= About this task =
Leaving the pictures aside, return the listing exactly as it appears.

= Material provided =
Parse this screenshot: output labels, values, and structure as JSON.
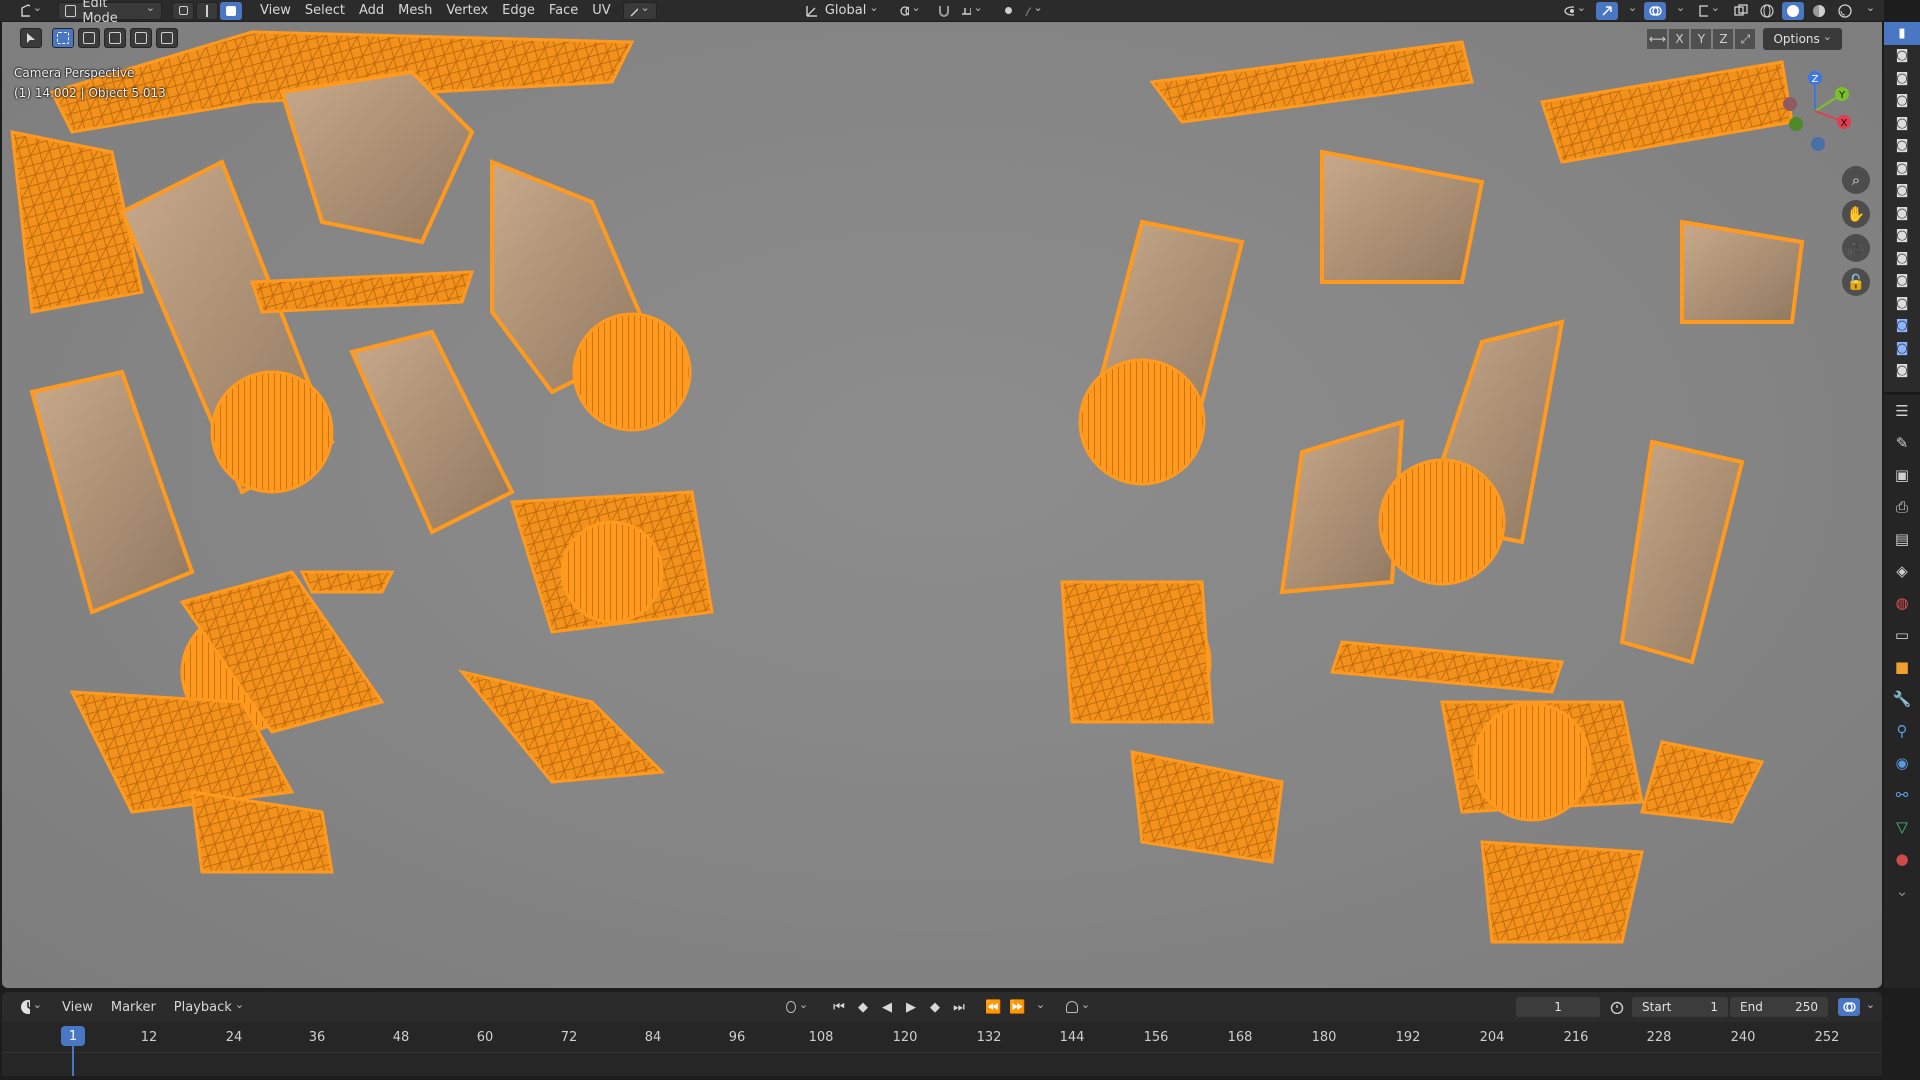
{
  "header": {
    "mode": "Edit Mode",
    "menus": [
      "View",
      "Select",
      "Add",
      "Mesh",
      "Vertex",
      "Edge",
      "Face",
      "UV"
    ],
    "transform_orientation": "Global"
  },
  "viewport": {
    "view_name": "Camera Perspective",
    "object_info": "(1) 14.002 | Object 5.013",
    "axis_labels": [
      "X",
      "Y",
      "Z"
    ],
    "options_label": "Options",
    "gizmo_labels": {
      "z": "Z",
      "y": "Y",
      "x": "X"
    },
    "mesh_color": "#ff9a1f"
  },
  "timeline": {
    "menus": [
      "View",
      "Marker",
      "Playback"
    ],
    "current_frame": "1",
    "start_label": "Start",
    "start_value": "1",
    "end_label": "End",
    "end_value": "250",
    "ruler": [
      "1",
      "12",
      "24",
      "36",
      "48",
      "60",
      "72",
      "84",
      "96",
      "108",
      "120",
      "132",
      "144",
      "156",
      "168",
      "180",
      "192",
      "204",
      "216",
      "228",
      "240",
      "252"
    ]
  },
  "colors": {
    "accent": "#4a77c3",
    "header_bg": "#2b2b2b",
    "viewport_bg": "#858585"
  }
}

= Result of this exercise =
Parse this screenshot: output labels, values, and structure as JSON.
{
  "header": {
    "mode": "Edit Mode",
    "menus": [
      "View",
      "Select",
      "Add",
      "Mesh",
      "Vertex",
      "Edge",
      "Face",
      "UV"
    ],
    "transform_orientation": "Global"
  },
  "viewport": {
    "view_name": "Camera Perspective",
    "object_info": "(1) 14.002 | Object 5.013",
    "axis_labels": [
      "X",
      "Y",
      "Z"
    ],
    "options_label": "Options",
    "gizmo_labels": {
      "z": "Z",
      "y": "Y",
      "x": "X"
    },
    "mesh_color": "#ff9a1f"
  },
  "timeline": {
    "menus": [
      "View",
      "Marker",
      "Playback"
    ],
    "current_frame": "1",
    "start_label": "Start",
    "start_value": "1",
    "end_label": "End",
    "end_value": "250",
    "ruler": [
      "1",
      "12",
      "24",
      "36",
      "48",
      "60",
      "72",
      "84",
      "96",
      "108",
      "120",
      "132",
      "144",
      "156",
      "168",
      "180",
      "192",
      "204",
      "216",
      "228",
      "240",
      "252"
    ]
  },
  "colors": {
    "accent": "#4a77c3",
    "header_bg": "#2b2b2b",
    "viewport_bg": "#858585"
  }
}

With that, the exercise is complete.